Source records
-- Opening Marker --

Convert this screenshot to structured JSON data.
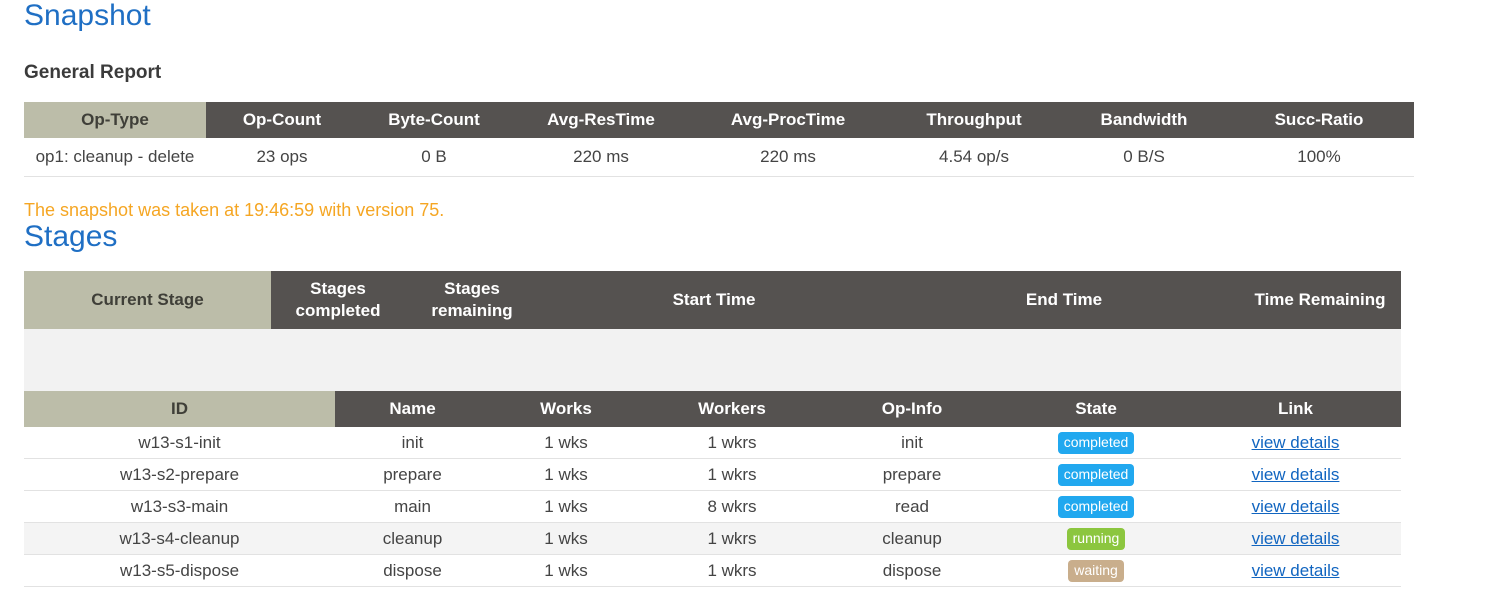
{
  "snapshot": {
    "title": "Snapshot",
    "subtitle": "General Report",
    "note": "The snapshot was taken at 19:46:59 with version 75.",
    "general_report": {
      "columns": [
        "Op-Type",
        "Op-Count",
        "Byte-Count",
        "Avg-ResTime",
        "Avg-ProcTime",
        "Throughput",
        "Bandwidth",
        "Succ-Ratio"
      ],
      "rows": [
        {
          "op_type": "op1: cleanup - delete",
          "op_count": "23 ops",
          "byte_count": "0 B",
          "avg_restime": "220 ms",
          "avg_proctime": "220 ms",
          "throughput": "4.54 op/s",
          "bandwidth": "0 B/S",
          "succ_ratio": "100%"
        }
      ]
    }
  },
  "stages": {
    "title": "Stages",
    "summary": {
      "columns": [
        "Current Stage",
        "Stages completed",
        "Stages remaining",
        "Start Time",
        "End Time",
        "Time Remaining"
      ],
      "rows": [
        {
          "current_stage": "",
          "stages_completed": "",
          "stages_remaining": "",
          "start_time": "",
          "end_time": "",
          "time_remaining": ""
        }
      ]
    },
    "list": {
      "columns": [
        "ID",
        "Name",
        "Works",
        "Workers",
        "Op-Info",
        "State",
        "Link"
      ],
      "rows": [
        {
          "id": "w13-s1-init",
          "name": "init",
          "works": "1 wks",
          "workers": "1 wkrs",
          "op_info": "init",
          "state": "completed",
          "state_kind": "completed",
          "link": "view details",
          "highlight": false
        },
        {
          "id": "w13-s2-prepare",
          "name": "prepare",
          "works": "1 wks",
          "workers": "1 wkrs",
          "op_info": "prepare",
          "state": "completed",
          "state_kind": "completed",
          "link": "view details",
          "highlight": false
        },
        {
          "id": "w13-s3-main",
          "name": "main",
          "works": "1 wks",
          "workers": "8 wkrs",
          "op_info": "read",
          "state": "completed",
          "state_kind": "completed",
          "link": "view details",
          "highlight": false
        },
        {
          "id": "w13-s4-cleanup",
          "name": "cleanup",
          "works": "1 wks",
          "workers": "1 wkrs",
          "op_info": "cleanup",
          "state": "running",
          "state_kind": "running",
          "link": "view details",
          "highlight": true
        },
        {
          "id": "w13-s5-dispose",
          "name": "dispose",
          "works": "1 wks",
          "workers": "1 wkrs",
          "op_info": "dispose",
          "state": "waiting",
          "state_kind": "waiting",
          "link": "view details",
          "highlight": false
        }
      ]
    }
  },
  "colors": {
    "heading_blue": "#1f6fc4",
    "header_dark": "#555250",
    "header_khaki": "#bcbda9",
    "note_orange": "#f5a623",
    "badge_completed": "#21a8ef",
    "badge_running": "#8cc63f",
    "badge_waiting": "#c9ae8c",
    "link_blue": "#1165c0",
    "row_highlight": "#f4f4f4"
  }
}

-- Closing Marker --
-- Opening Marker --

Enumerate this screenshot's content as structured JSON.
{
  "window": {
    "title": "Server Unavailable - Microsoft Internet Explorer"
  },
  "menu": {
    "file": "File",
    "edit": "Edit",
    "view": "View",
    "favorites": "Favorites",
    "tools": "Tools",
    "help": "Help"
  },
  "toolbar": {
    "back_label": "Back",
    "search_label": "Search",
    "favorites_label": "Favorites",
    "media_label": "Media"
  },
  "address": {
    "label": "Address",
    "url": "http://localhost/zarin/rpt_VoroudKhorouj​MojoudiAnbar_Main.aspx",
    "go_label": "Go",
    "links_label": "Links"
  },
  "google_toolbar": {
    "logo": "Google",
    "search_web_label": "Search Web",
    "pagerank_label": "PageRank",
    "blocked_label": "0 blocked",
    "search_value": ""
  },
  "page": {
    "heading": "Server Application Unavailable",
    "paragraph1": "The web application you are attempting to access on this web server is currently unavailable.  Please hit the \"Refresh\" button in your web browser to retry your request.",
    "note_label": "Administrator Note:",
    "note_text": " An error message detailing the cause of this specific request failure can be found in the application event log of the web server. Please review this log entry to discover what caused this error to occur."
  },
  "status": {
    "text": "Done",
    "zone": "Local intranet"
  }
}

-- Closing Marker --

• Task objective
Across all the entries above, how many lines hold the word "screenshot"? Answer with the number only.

• Result for this task
2